LatinaLista — A new study published in the journal Pediatrics found that muscular dystrophy, a genetic muscle-weakening disorder, affects 1 in 5,000 boys in the United States — the majority are Latino.
The population-based study, featuring collaboration from the University of Iowa, University of Rochester, University of Arizona, University of Colorado-Aurora, the New York State Department of Health, and the Centers for Disease Control and Prevention (CDC), and funded by the CDC — looked at data — taken mostly from birth and death certificates and medical records — for children born between 1982 and 2011 in six states: Arizona, Colorado, Georgia, Hawaii, Iowa and western New York.
The most common form of the disease that primarily affects boys is known as Duchenne muscular dystrophy. The disease robs boys between the ages of 7 and 13 of their ability to walk and leads to an early death in either the teen years or 20s. Another form of the disorder that is similar to Duchenne is Becker and while the impact of Becker muscular dystrophy is slower and affects victims at later ages, it, like Duchenne, has no cure.
The majority of children’s cases who were part of the population-based study suffered from Duchenne.
Researchers aren’t clear as to why more Latino boys are impacted by the disorder rather than white or African American boys but feel the study is a way to heighten awareness among healthcare providers of the disease’s prevalence.
“There were always some rather crude estimates of how common these muscular dystrophies are,” says Paul Romitti, an epidemiologist at the University of Iowa. “It tells us that they’re still an important public health concern.
“The new data will help to estimate the cost for the parents and the health-care system.
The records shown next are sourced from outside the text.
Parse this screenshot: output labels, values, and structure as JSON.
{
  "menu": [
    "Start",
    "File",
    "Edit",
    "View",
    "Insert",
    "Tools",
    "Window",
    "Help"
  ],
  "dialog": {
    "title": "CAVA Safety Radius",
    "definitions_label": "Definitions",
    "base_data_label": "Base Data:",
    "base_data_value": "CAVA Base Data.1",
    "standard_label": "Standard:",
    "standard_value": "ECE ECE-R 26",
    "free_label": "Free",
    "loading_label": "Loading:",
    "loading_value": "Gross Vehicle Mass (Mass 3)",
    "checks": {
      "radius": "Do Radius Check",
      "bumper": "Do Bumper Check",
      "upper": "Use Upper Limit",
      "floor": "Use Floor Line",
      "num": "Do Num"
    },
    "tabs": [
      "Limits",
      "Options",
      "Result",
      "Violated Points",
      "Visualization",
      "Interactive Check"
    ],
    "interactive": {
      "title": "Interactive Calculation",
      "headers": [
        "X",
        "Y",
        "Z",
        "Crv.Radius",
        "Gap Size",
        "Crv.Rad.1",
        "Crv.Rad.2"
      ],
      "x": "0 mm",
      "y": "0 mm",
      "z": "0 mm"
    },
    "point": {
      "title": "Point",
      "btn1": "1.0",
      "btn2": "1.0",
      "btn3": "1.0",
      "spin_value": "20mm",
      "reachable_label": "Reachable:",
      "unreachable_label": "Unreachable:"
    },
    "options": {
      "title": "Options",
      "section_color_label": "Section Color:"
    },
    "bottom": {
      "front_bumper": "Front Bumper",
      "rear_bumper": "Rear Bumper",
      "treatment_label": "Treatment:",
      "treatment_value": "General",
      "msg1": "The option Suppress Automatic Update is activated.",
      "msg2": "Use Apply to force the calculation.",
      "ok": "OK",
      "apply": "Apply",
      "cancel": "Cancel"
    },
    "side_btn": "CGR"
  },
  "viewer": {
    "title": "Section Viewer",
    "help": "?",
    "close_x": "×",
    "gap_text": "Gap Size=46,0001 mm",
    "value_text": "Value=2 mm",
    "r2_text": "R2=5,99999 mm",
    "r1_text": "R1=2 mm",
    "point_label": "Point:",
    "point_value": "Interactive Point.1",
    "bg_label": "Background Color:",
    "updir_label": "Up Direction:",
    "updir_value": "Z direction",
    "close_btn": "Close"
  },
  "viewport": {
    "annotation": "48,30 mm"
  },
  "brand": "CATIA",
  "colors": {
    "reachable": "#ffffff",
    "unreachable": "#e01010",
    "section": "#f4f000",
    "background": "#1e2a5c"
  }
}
We are continuing to learn more about the total impact of these disorders on the child and the family.”